DESCRIPTION OF THE TASK —
Below are the records. List every line holding the word "other".

[Opening ENTRIES PROVIDED section]

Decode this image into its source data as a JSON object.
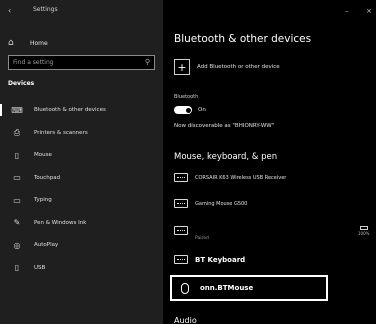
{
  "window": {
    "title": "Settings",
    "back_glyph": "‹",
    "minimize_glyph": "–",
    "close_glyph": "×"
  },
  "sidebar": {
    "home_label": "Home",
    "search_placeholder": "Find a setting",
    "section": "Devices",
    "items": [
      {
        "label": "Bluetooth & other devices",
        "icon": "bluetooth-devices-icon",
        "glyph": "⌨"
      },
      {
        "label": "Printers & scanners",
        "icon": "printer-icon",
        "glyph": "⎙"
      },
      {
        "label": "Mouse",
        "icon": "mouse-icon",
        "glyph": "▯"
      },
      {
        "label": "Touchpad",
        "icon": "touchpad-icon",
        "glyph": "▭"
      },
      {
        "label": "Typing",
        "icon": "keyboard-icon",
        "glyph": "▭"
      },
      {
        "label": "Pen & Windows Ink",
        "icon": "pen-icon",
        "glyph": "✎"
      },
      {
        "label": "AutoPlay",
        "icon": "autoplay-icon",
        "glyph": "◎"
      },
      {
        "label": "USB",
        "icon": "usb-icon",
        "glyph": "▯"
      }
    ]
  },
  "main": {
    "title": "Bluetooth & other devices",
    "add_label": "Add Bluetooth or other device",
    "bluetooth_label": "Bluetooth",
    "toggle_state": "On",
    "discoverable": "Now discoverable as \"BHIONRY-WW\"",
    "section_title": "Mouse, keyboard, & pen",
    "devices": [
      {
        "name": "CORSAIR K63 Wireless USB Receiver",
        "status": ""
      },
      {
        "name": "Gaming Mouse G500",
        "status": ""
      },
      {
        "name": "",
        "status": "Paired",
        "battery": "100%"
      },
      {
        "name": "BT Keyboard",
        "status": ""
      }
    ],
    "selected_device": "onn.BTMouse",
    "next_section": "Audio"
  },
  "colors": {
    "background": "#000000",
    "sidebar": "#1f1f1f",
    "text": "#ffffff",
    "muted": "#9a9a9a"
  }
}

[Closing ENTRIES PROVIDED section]

SOLUTION TO THIS EXERCISE —
        "label": "Bluetooth & other devices",
    "title": "Bluetooth & other devices",
    "add_label": "Add Bluetooth or other device",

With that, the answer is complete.